:: WHAT THE TASK REQUIRES ::
Look for the word "company". Copy every line of the listing where it occurs.

:: RECORDS TO PROCESS ::
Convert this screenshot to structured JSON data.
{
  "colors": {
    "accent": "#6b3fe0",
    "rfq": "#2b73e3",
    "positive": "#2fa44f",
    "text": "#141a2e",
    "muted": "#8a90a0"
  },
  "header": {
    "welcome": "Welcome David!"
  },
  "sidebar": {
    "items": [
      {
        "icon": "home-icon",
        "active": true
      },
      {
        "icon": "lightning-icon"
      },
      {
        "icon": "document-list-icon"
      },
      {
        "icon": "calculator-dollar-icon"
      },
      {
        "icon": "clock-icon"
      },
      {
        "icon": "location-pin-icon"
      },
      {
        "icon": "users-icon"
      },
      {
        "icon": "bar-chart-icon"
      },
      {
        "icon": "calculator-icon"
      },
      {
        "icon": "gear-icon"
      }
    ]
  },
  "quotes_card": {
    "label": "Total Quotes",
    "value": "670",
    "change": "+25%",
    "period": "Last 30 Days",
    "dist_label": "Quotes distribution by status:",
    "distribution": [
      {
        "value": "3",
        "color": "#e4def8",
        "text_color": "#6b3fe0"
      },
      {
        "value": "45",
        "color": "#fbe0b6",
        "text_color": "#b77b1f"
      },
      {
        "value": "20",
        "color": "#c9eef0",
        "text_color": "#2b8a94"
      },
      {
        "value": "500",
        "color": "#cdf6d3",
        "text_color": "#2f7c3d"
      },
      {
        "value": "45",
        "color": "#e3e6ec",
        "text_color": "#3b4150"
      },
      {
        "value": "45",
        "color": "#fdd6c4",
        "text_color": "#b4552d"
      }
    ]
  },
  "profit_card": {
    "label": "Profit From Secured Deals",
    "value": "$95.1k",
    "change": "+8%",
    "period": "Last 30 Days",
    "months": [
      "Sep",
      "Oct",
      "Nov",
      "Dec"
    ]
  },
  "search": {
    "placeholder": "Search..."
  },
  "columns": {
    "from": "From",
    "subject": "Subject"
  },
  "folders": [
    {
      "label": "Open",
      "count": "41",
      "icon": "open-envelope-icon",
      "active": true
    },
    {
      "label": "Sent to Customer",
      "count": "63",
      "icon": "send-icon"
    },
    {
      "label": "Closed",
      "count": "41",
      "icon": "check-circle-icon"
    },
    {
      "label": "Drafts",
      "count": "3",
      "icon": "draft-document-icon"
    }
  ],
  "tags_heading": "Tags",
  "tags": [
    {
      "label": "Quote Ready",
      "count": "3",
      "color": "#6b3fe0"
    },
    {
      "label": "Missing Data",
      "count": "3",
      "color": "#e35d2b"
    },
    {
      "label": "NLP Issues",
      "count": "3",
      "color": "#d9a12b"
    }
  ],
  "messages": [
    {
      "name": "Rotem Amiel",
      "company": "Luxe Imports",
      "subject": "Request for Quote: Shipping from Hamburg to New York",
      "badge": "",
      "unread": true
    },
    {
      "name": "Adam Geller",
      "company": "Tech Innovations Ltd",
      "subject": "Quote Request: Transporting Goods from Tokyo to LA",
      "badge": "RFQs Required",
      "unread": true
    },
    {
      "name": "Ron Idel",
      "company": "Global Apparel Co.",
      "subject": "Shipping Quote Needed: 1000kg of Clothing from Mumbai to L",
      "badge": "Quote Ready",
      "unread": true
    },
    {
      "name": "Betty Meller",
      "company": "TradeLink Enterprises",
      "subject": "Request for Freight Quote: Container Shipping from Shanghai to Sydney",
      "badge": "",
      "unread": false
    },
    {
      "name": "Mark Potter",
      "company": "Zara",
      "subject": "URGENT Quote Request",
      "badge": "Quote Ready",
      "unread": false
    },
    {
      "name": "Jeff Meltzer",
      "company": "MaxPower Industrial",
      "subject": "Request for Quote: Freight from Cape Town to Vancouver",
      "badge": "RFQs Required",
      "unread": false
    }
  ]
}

:: RESULT ::
      "company": "Luxe Imports",
      "company": "Tech Innovations Ltd",
      "company": "Global Apparel Co.",
      "company": "TradeLink Enterprises",
      "company": "Zara",
      "company": "MaxPower Industrial",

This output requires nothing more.